Required work:
Every record below must come back exactly as given.

== Data records ==

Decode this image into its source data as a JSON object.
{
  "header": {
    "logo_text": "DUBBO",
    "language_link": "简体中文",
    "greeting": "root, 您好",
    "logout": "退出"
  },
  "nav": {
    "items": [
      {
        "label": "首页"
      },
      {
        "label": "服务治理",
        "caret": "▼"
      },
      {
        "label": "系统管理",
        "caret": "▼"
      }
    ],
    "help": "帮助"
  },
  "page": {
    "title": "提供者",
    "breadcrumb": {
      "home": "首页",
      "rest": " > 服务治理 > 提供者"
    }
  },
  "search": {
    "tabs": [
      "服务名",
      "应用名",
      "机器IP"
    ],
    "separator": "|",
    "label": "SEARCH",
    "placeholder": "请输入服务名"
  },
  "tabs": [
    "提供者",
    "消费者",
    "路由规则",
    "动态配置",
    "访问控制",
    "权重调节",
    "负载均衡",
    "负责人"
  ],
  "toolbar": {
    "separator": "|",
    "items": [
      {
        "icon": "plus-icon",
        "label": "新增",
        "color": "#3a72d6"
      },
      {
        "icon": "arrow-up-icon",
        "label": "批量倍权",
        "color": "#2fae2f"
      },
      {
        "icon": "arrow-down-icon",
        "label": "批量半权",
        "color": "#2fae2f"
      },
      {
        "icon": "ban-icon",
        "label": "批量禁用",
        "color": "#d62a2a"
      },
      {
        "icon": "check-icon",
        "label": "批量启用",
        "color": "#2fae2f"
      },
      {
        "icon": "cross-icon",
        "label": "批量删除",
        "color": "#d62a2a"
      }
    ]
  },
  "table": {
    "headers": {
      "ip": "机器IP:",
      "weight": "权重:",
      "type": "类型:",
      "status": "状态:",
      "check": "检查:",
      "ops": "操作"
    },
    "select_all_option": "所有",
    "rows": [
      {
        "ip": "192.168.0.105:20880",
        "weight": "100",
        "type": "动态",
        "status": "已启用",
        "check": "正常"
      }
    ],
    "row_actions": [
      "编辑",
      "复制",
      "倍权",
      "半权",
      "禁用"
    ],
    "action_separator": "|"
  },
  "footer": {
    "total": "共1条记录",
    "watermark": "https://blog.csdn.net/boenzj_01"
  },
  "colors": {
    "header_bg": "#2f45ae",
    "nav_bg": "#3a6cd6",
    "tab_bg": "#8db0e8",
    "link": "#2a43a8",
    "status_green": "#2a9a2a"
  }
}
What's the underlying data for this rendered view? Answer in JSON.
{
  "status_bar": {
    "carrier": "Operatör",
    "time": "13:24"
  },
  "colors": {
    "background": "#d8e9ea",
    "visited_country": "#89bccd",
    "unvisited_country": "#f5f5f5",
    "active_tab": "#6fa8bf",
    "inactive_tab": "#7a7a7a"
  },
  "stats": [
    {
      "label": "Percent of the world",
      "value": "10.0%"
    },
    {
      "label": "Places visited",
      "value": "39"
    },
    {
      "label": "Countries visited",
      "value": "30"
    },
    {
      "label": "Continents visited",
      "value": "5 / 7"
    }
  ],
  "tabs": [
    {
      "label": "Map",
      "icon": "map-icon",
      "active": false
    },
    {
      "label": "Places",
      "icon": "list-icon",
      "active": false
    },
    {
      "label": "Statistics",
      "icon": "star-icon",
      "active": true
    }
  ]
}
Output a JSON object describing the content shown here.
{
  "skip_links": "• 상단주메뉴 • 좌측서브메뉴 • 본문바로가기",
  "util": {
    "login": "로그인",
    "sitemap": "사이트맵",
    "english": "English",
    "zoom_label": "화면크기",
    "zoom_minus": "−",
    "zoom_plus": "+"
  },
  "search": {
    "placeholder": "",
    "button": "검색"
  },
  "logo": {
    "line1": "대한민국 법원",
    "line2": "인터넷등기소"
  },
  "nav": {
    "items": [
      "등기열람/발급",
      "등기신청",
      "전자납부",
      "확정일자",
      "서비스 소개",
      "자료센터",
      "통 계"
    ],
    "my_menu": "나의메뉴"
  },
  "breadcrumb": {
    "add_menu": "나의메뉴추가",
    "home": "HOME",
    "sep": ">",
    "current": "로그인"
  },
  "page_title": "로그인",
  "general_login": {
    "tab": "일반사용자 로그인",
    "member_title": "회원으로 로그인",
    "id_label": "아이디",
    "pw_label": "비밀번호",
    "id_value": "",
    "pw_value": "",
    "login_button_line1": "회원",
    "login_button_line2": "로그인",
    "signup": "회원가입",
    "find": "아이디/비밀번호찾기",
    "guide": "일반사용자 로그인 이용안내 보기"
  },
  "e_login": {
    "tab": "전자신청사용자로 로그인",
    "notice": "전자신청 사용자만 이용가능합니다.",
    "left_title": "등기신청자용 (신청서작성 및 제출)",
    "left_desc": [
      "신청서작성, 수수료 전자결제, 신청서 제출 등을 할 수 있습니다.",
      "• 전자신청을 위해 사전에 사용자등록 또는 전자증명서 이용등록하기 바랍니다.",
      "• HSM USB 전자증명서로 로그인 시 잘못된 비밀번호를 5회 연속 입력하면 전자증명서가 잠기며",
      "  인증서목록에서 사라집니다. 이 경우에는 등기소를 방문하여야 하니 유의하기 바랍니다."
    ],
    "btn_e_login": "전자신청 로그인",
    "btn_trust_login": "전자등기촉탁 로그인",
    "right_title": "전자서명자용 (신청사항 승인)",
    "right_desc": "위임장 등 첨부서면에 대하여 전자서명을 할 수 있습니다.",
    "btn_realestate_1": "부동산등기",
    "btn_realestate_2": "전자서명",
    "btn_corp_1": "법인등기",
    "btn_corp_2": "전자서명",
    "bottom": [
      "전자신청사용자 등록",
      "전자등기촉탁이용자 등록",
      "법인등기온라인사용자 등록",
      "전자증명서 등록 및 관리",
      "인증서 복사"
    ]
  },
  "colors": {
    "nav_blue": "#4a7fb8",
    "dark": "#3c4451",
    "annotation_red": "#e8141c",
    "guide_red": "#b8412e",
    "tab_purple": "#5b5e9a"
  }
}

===

Written response:
Decode this image into its source data as a JSON object.
{
  "header": {
    "logo_text": "DUBBO",
    "language_link": "简体中文",
    "greeting": "root, 您好",
    "logout": "退出"
  },
  "nav": {
    "items": [
      {
        "label": "首页"
      },
      {
        "label": "服务治理",
        "caret": "▼"
      },
      {
        "label": "系统管理",
        "caret": "▼"
      }
    ],
    "help": "帮助"
  },
  "page": {
    "title": "提供者",
    "breadcrumb": {
      "home": "首页",
      "rest": " > 服务治理 > 提供者"
    }
  },
  "search": {
    "tabs": [
      "服务名",
      "应用名",
      "机器IP"
    ],
    "separator": "|",
    "label": "SEARCH",
    "placeholder": "请输入服务名"
  },
  "tabs": [
    "提供者",
    "消费者",
    "路由规则",
    "动态配置",
    "访问控制",
    "权重调节",
    "负载均衡",
    "负责人"
  ],
  "toolbar": {
    "separator": "|",
    "items": [
      {
        "icon": "plus-icon",
        "label": "新增",
        "color": "#3a72d6"
      },
      {
        "icon": "arrow-up-icon",
        "label": "批量倍权",
        "color": "#2fae2f"
      },
      {
        "icon": "arrow-down-icon",
        "label": "批量半权",
        "color": "#2fae2f"
      },
      {
        "icon": "ban-icon",
        "label": "批量禁用",
        "color": "#d62a2a"
      },
      {
        "icon": "check-icon",
        "label": "批量启用",
        "color": "#2fae2f"
      },
      {
        "icon": "cross-icon",
        "label": "批量删除",
        "color": "#d62a2a"
      }
    ]
  },
  "table": {
    "headers": {
      "ip": "机器IP:",
      "weight": "权重:",
      "type": "类型:",
      "status": "状态:",
      "check": "检查:",
      "ops": "操作"
    },
    "select_all_option": "所有",
    "rows": [
      {
        "ip": "192.168.0.105:20880",
        "weight": "100",
        "type": "动态",
        "status": "已启用",
        "check": "正常"
      }
    ],
    "row_actions": [
      "编辑",
      "复制",
      "倍权",
      "半权",
      "禁用"
    ],
    "action_separator": "|"
  },
  "footer": {
    "total": "共1条记录",
    "watermark": "https://blog.csdn.net/boenzj_01"
  },
  "colors": {
    "header_bg": "#2f45ae",
    "nav_bg": "#3a6cd6",
    "tab_bg": "#8db0e8",
    "link": "#2a43a8",
    "status_green": "#2a9a2a"
  }
}
What's the underlying data for this rendered view? Answer in JSON.
{
  "status_bar": {
    "carrier": "Operatör",
    "time": "13:24"
  },
  "colors": {
    "background": "#d8e9ea",
    "visited_country": "#89bccd",
    "unvisited_country": "#f5f5f5",
    "active_tab": "#6fa8bf",
    "inactive_tab": "#7a7a7a"
  },
  "stats": [
    {
      "label": "Percent of the world",
      "value": "10.0%"
    },
    {
      "label": "Places visited",
      "value": "39"
    },
    {
      "label": "Countries visited",
      "value": "30"
    },
    {
      "label": "Continents visited",
      "value": "5 / 7"
    }
  ],
  "tabs": [
    {
      "label": "Map",
      "icon": "map-icon",
      "active": false
    },
    {
      "label": "Places",
      "icon": "list-icon",
      "active": false
    },
    {
      "label": "Statistics",
      "icon": "star-icon",
      "active": true
    }
  ]
}
Output a JSON object describing the content shown here.
{
  "skip_links": "• 상단주메뉴 • 좌측서브메뉴 • 본문바로가기",
  "util": {
    "login": "로그인",
    "sitemap": "사이트맵",
    "english": "English",
    "zoom_label": "화면크기",
    "zoom_minus": "−",
    "zoom_plus": "+"
  },
  "search": {
    "placeholder": "",
    "button": "검색"
  },
  "logo": {
    "line1": "대한민국 법원",
    "line2": "인터넷등기소"
  },
  "nav": {
    "items": [
      "등기열람/발급",
      "등기신청",
      "전자납부",
      "확정일자",
      "서비스 소개",
      "자료센터",
      "통 계"
    ],
    "my_menu": "나의메뉴"
  },
  "breadcrumb": {
    "add_menu": "나의메뉴추가",
    "home": "HOME",
    "sep": ">",
    "current": "로그인"
  },
  "page_title": "로그인",
  "general_login": {
    "tab": "일반사용자 로그인",
    "member_title": "회원으로 로그인",
    "id_label": "아이디",
    "pw_label": "비밀번호",
    "id_value": "",
    "pw_value": "",
    "login_button_line1": "회원",
    "login_button_line2": "로그인",
    "signup": "회원가입",
    "find": "아이디/비밀번호찾기",
    "guide": "일반사용자 로그인 이용안내 보기"
  },
  "e_login": {
    "tab": "전자신청사용자로 로그인",
    "notice": "전자신청 사용자만 이용가능합니다.",
    "left_title": "등기신청자용 (신청서작성 및 제출)",
    "left_desc": [
      "신청서작성, 수수료 전자결제, 신청서 제출 등을 할 수 있습니다.",
      "• 전자신청을 위해 사전에 사용자등록 또는 전자증명서 이용등록하기 바랍니다.",
      "• HSM USB 전자증명서로 로그인 시 잘못된 비밀번호를 5회 연속 입력하면 전자증명서가 잠기며",
      "  인증서목록에서 사라집니다. 이 경우에는 등기소를 방문하여야 하니 유의하기 바랍니다."
    ],
    "btn_e_login": "전자신청 로그인",
    "btn_trust_login": "전자등기촉탁 로그인",
    "right_title": "전자서명자용 (신청사항 승인)",
    "right_desc": "위임장 등 첨부서면에 대하여 전자서명을 할 수 있습니다.",
    "btn_realestate_1": "부동산등기",
    "btn_realestate_2": "전자서명",
    "btn_corp_1": "법인등기",
    "btn_corp_2": "전자서명",
    "bottom": [
      "전자신청사용자 등록",
      "전자등기촉탁이용자 등록",
      "법인등기온라인사용자 등록",
      "전자증명서 등록 및 관리",
      "인증서 복사"
    ]
  },
  "colors": {
    "nav_blue": "#4a7fb8",
    "dark": "#3c4451",
    "annotation_red": "#e8141c",
    "guide_red": "#b8412e",
    "tab_purple": "#5b5e9a"
  }
}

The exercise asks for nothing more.